A lot of my research involves the Sloan Digital Sky Survey (SDSS). I joined the SDSS in 1992, when I was a postdoc at the IAS, where I worked on creating simulated data, devising the galaxy target selection algorithms, survey strategy and software, and proposal writing. I became one of the project's first External Participants when I moved to Ohio State in 1995, and I served as the first SDSS Scientific Publications Coordinator. Ohio State became an institutional member of the SDSS in 2005, and I was elected the Collaboration Spokesperson for SDSS-II (2005-2008), a program that completed the original goals of the SDSS and carried out additional surveys of distant supernovae and the Milky Way galaxy. The SDSS galaxy survey has been the main target for my work on interpretation of galaxy clustering, and some of my work on galaxy formation has also been aimed at SDSS data. In 2007 I also became the Project Scientist for SDSS-III, a six-year program of four surveys that is using the SDSS facilities to investigate new scientific areas. A large fraction of my research effort is devoted either directly to SDSS-III or to theoretical studies aimed at the interpretation of SDSS-III data. SDSS-III has now completed its observations and its final data release (SDSS DR12, January 2015), though some of the most interesting analyses of SDSS-III data are still in process. SDSS-IV began observations in 2014 and will continue through the end of the decade. All phases of the SDSS are summarized at the SDSS website.
Since 2004, I have collaborated with MacArthur Award winning artist Josiah McElheny on the design of cosmologically inspired sculptures, which have appeared in museums and gallery exhibitions in Columbus, New York, Chicago, Rochester, Seattle, Phoenix, and London. You can find some images, a description of the projects, and links to other accounts of the sculptures and our collaboration here. The most recent project that Josiah and I completed involved fiber plugplates from the SDSS (and, by circuitous routes, the communist revolutionary Auguste Blanqui and the author Jorge Luis Borges).
I was also a science consultant for the film Dark Matter, an independent film written by Billy Shebar and Chen Shi-Zheng and starring Liu Ye, Aidan Quinn, and Meryl Streep.
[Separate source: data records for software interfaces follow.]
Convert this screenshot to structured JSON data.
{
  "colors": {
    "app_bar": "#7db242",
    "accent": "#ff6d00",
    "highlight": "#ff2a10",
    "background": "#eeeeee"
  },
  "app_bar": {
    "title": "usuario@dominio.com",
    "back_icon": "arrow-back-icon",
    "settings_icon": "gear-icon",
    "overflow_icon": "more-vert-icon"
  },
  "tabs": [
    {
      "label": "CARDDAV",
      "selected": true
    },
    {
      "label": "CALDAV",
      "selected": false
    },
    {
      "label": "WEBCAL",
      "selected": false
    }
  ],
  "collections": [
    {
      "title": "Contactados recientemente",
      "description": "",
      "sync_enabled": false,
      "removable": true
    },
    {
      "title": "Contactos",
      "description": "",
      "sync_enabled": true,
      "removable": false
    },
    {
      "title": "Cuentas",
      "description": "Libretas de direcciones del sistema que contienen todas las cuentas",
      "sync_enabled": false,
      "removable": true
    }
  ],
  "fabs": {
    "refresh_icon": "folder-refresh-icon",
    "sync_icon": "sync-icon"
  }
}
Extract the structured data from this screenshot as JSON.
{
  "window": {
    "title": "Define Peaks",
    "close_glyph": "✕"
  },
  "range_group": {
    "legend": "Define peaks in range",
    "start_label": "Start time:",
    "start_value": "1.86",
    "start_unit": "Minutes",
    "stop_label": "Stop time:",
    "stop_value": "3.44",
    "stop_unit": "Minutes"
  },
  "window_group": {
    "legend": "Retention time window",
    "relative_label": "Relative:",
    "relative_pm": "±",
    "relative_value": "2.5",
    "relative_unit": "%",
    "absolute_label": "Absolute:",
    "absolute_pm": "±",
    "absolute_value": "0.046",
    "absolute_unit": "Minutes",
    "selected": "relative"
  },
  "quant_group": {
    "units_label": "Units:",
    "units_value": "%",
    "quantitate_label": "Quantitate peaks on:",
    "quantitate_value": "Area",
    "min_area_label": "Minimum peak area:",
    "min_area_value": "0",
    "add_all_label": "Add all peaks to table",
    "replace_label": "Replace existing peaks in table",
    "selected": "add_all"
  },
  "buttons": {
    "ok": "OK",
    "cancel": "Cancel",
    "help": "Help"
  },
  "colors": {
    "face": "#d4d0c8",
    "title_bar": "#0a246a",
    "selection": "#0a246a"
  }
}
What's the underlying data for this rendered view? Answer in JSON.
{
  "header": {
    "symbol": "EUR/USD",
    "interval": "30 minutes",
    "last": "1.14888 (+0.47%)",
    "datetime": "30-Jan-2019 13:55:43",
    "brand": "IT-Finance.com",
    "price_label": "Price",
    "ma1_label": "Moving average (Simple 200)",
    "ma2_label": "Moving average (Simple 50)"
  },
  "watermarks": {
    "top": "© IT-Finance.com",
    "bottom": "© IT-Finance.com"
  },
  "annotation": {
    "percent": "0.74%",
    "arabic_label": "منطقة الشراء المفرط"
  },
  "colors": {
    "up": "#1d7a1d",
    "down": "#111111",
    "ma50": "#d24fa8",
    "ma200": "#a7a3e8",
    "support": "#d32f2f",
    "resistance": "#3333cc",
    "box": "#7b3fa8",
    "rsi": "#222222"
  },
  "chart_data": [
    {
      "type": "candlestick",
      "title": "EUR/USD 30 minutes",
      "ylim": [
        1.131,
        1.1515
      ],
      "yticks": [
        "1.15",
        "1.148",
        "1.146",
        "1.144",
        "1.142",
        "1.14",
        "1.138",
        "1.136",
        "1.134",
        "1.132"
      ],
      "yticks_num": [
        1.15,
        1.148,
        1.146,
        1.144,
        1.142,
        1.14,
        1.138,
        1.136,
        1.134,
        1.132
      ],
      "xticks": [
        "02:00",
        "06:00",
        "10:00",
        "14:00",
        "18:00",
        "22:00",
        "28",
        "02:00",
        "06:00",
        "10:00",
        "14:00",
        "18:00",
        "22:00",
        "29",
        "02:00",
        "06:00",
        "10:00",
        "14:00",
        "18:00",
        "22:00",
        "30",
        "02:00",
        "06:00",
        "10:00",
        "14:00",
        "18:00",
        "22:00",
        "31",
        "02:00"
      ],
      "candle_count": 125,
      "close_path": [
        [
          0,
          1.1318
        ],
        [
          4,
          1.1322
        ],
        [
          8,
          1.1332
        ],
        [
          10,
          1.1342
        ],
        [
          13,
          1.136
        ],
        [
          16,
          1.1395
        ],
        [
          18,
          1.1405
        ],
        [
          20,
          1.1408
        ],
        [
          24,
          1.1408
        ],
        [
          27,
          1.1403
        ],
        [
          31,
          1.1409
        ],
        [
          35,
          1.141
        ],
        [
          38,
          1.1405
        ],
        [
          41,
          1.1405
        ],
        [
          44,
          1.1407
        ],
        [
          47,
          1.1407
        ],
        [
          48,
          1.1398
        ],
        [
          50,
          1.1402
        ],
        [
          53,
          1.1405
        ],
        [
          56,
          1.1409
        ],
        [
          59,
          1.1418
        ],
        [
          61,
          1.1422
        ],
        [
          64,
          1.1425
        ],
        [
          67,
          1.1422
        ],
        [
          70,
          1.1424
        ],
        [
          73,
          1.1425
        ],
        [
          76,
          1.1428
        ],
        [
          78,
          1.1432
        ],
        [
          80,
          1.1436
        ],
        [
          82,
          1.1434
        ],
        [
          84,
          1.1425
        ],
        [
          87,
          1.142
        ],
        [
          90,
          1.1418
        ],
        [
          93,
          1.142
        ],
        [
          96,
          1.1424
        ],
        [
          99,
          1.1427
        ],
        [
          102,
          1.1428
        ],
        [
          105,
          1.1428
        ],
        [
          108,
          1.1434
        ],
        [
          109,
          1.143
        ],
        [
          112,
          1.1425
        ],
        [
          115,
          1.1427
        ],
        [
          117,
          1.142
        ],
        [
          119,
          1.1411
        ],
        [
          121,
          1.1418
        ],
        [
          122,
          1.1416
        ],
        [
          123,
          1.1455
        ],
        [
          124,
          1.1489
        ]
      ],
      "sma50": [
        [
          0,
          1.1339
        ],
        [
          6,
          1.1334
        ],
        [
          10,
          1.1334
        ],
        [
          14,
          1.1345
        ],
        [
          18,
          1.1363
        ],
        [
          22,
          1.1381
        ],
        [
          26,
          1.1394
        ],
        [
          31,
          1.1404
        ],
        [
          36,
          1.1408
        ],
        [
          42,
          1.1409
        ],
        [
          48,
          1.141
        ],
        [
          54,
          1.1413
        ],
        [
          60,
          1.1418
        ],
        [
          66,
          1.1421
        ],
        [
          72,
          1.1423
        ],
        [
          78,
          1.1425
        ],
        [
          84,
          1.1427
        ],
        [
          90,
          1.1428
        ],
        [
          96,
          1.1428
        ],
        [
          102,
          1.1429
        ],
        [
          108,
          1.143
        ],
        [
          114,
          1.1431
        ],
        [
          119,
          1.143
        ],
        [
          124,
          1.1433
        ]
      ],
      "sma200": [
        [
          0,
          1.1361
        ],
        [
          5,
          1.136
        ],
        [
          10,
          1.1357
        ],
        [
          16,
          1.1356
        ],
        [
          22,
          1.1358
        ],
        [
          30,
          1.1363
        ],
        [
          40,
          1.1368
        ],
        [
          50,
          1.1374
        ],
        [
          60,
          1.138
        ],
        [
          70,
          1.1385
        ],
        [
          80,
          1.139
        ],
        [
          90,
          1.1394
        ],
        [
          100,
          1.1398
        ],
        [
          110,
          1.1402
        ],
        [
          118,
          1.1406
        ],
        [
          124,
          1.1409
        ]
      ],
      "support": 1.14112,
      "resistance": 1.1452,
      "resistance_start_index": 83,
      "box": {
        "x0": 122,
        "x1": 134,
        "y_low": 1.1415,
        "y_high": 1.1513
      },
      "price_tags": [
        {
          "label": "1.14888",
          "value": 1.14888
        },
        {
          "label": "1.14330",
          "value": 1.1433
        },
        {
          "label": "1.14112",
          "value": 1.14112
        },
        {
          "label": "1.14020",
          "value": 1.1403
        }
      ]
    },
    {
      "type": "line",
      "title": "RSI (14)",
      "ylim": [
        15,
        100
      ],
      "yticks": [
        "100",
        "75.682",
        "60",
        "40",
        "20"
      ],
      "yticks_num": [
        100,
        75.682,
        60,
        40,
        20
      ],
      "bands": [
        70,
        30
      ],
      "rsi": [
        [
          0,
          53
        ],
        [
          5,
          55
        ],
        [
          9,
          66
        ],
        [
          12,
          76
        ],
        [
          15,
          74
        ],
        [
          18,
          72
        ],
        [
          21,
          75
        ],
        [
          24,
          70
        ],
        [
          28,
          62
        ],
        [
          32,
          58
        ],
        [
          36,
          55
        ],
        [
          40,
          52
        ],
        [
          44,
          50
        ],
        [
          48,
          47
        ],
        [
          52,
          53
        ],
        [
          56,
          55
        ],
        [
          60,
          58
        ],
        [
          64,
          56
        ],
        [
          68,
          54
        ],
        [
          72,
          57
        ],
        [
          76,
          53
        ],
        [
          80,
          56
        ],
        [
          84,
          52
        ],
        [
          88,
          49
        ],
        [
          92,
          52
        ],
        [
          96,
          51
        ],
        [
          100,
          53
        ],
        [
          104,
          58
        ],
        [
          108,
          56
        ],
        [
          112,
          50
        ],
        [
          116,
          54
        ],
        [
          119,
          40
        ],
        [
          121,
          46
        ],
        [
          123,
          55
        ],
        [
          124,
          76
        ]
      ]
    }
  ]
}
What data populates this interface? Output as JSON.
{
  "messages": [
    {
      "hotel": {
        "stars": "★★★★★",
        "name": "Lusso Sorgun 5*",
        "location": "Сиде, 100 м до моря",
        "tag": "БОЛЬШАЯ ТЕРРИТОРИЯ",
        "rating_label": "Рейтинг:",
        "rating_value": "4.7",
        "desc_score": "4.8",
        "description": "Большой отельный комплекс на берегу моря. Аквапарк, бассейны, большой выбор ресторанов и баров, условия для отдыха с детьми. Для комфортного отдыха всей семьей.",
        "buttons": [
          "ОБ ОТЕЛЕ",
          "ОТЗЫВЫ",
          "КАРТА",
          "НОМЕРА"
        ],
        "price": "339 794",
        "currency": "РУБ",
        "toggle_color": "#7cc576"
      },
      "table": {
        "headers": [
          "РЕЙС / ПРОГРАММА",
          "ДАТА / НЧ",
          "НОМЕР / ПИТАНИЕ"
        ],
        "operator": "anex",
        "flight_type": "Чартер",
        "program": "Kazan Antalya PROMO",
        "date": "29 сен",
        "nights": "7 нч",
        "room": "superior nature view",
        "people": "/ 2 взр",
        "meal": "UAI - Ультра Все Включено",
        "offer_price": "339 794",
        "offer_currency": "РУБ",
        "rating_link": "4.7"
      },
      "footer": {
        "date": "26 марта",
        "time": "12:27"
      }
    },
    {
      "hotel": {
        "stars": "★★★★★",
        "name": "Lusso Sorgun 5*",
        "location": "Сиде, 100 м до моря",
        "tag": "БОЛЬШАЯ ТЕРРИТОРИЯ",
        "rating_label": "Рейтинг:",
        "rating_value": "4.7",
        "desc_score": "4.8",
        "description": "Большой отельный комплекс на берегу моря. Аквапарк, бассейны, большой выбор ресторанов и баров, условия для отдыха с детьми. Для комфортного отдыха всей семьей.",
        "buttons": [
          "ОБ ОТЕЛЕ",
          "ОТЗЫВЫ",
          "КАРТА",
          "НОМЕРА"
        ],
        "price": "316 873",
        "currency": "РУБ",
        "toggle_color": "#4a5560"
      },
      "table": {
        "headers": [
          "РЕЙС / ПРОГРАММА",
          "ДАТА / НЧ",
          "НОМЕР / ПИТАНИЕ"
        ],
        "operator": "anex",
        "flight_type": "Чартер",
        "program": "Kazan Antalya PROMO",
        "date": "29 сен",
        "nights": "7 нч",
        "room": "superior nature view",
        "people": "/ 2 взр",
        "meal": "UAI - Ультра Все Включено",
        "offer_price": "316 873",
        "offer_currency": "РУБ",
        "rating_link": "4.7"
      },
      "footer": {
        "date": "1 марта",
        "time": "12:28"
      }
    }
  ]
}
And you can look here for some of my less serious treatments of cosmology and astrophysics, the most infamous of which is The Dark Matter Rap.
Updated: 2017 May 22